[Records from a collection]
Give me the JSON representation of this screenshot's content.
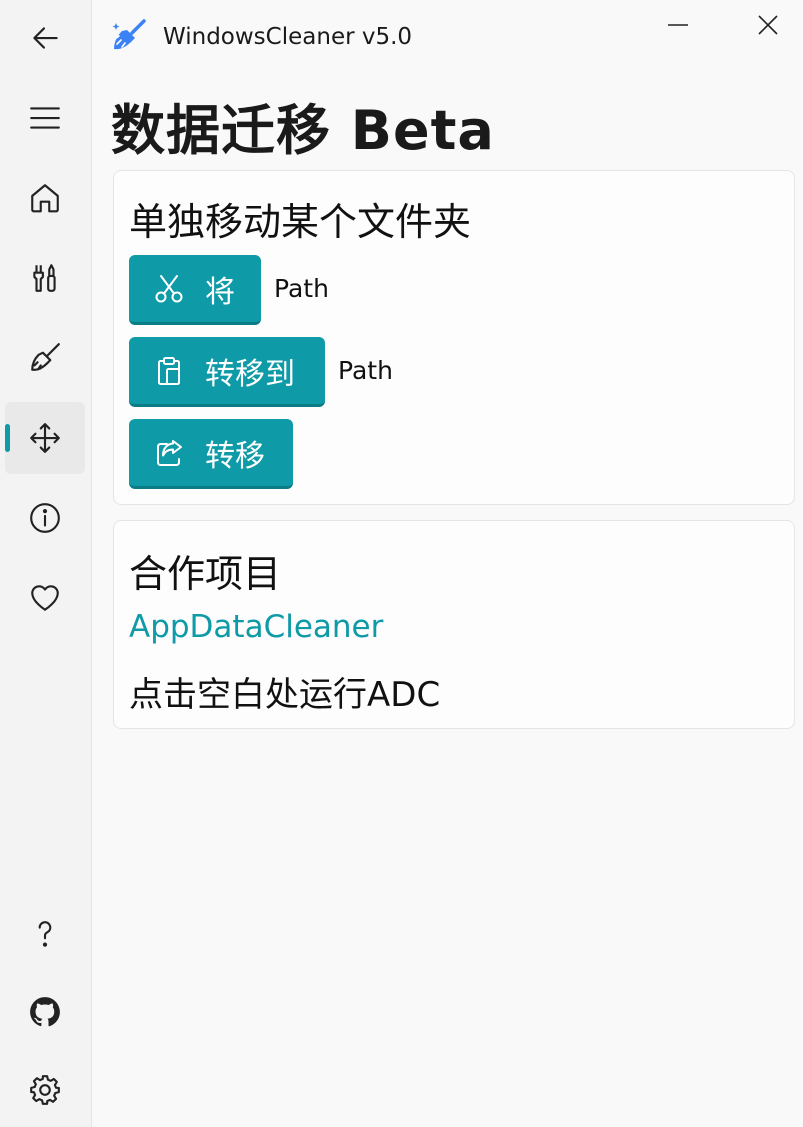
{
  "app": {
    "title": "WindowsCleaner v5.0"
  },
  "page": {
    "title": "数据迁移 Beta"
  },
  "move_card": {
    "title": "单独移动某个文件夹",
    "source_button_label": "将",
    "source_path": "Path",
    "target_button_label": "转移到",
    "target_path": "Path",
    "move_button_label": "转移"
  },
  "partner_card": {
    "title": "合作项目",
    "link_text": "AppDataCleaner",
    "hint": "点击空白处运行ADC"
  },
  "colors": {
    "accent": "#0e9aa7",
    "app_icon": "#3b82f6"
  }
}
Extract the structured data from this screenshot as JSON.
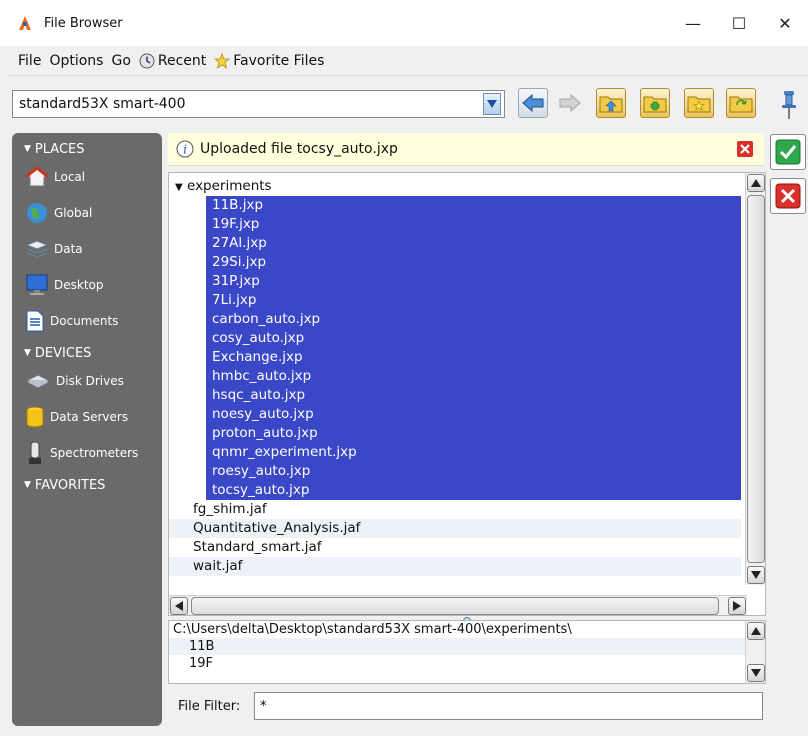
{
  "window": {
    "title": "File Browser",
    "minimize": "—",
    "maximize": "☐",
    "close": "✕"
  },
  "menu": {
    "file": "File",
    "options": "Options",
    "go": "Go",
    "recent": "Recent",
    "favorites": "Favorite Files"
  },
  "location": {
    "value": "standard53X smart-400"
  },
  "sidebar": {
    "places_header": "PLACES",
    "places": [
      "Local",
      "Global",
      "Data",
      "Desktop",
      "Documents"
    ],
    "devices_header": "DEVICES",
    "devices": [
      "Disk Drives",
      "Data Servers",
      "Spectrometers"
    ],
    "favorites_header": "FAVORITES"
  },
  "info": {
    "message": "Uploaded file tocsy_auto.jxp"
  },
  "tree": {
    "folder": "experiments",
    "selected_files": [
      "11B.jxp",
      "19F.jxp",
      "27Al.jxp",
      "29Si.jxp",
      "31P.jxp",
      "7Li.jxp",
      "carbon_auto.jxp",
      "cosy_auto.jxp",
      "Exchange.jxp",
      "hmbc_auto.jxp",
      "hsqc_auto.jxp",
      "noesy_auto.jxp",
      "proton_auto.jxp",
      "qnmr_experiment.jxp",
      "roesy_auto.jxp",
      "tocsy_auto.jxp"
    ],
    "files": [
      "fg_shim.jaf",
      "Quantitative_Analysis.jaf",
      "Standard_smart.jaf",
      "wait.jaf"
    ]
  },
  "path_panel": {
    "path": "C:\\Users\\delta\\Desktop\\standard53X smart-400\\experiments\\",
    "items": [
      "11B",
      "19F"
    ]
  },
  "filter": {
    "label": "File Filter:",
    "value": "*"
  },
  "colors": {
    "selection": "#3a47c6",
    "sidebar": "#6a6a6a",
    "info_bg": "#ffffdd",
    "ok": "#2ea84a",
    "cancel": "#d9302c"
  }
}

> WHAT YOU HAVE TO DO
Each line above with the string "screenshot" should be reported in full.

> RESULT
Give me the JSON representation of this screenshot's content.
Extract the structured data from this screenshot as JSON.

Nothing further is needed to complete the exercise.